# Prediction Intervals in Quantile Regression

14 June 2017
In the general framework of linear regression models (Kutner et al., 2004), prediction intervals of the conditional response are obtained quite easily under a set of classical assumptions concerning the stochastic component of the model. In particular, denoting with $y = X \beta + \epsilon$ the linear model, we usually assume $\epsilon \sim N(0, \sigma^2)$. Nevertheless, some serious issues may arise with respect to such assumptions in real applications, especially in small samples. The resulting prediction intervals can then suffer in terms of empirical coverage and width.

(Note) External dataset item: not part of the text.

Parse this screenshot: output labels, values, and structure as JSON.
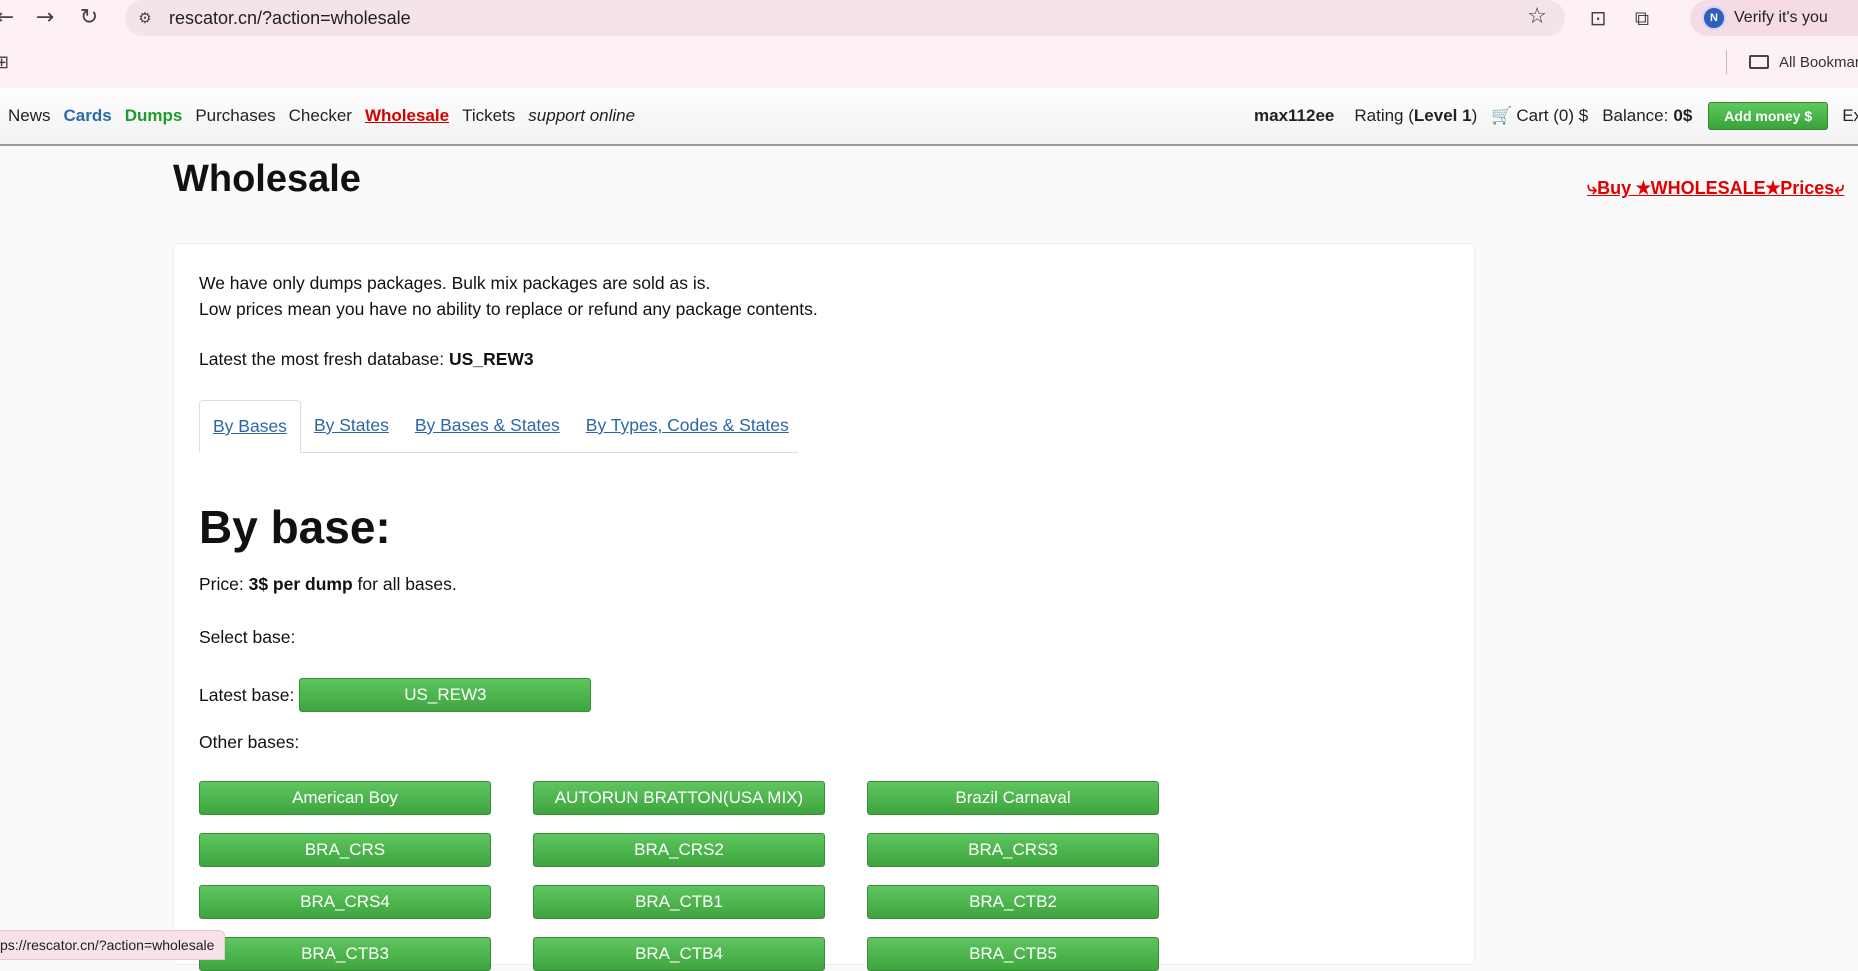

Several methods have been proposed in literature for dealing with the violation of the assumptions made on $\epsilon$. They differ with respect to the type of target assumption. Homoscedastic residual bootstrap (Davison & Hinkley, 1997) has been proposed in case normality cannot be assumed even asymptotically. When heteroscedasticity is unpatterned – or, at least, difficult to model – a method called wild bootstrap (Wu, 1986) is one local option for estimating each error’s distribution. The Generalized Additive Models for Location, Scale and Shape (GAMLSS) (Rigby and Stasinopoulos, 2005) are another possible choice, in that such models are able to set different distributions for the response so to properly estimate conditional changes in mean, standard deviation, skewness, and kurtosis. However, properly specifying models in real life applications is not the easiest task, in that the information on the population is mostly limited. Therefore, quantile regression (Koenker, 2005) proves to be a nonparametric alternative for obtaining prediction intervals. In fact, considering the two quantiles leaving a proportion $\alpha/2$ in the left and right tail respectively, they immediately provide a $(1 - \alpha)$% prediction interval for a new observation $y_+$ conditional upon $x_+$, i.e. a future value for $X$.